_Material to process_.

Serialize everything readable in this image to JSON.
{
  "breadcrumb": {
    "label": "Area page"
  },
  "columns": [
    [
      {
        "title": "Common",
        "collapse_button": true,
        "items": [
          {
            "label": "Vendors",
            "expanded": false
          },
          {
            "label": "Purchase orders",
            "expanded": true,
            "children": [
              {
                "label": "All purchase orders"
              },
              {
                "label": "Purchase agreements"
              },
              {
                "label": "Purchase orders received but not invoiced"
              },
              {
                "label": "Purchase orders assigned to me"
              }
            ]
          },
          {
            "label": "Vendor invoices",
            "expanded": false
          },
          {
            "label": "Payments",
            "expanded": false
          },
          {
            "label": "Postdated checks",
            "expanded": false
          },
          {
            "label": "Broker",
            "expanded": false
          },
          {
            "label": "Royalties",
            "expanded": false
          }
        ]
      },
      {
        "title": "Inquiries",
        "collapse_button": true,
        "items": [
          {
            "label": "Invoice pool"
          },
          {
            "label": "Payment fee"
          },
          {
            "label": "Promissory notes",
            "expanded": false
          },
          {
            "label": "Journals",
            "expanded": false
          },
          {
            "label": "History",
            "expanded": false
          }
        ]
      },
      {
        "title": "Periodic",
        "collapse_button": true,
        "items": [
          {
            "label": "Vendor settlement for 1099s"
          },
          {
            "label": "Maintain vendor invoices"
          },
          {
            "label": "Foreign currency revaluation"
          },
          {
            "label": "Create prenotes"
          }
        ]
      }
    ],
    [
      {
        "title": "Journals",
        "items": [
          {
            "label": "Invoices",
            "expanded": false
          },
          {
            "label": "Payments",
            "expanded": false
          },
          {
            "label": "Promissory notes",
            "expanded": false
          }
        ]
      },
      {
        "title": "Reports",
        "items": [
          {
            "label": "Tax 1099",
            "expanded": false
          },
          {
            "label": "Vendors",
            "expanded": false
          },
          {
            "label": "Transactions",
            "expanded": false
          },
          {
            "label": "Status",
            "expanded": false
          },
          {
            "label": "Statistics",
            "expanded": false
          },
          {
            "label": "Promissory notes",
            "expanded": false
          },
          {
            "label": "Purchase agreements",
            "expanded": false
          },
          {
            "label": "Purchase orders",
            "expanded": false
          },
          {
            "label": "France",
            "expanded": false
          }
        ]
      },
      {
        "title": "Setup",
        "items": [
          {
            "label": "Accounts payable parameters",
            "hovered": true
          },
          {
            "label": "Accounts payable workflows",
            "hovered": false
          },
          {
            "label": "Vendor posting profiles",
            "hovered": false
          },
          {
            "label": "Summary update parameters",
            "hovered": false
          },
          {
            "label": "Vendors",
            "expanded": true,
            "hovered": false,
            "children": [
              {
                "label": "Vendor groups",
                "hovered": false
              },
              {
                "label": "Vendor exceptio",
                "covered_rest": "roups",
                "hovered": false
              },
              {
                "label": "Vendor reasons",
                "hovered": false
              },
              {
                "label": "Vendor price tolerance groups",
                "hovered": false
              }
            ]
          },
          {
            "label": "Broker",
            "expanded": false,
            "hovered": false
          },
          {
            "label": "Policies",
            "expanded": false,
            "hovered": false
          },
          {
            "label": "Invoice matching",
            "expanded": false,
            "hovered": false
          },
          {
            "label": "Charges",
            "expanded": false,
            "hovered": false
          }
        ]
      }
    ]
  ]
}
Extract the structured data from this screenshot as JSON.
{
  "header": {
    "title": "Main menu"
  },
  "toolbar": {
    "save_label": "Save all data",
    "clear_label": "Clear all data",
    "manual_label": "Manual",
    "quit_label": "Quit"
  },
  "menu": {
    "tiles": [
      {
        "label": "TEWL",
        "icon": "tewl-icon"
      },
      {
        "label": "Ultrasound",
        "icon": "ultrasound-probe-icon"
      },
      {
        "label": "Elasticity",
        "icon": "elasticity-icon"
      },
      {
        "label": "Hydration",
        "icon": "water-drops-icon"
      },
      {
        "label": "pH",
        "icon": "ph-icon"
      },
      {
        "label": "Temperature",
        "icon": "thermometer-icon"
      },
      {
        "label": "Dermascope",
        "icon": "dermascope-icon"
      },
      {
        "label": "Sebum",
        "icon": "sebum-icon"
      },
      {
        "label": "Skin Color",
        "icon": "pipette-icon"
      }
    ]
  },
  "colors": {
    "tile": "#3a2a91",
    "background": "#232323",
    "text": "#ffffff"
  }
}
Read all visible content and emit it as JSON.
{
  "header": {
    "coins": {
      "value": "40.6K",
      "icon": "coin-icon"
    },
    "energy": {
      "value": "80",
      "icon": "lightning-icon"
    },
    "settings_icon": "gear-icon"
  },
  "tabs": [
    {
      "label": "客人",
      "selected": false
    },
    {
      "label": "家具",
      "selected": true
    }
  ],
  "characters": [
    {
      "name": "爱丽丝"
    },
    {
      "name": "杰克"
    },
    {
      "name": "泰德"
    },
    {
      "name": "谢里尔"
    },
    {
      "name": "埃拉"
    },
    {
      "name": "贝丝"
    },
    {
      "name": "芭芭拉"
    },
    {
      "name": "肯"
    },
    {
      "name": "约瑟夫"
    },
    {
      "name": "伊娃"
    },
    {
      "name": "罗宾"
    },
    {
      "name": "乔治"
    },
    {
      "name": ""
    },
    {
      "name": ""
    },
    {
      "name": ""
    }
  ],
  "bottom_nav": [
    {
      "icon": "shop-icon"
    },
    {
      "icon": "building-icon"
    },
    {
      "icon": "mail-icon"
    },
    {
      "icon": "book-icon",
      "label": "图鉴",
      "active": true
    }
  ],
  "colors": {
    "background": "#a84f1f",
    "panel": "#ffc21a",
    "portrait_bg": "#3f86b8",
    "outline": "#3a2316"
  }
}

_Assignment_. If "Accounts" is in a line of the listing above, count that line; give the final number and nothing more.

_Exercise response_. 2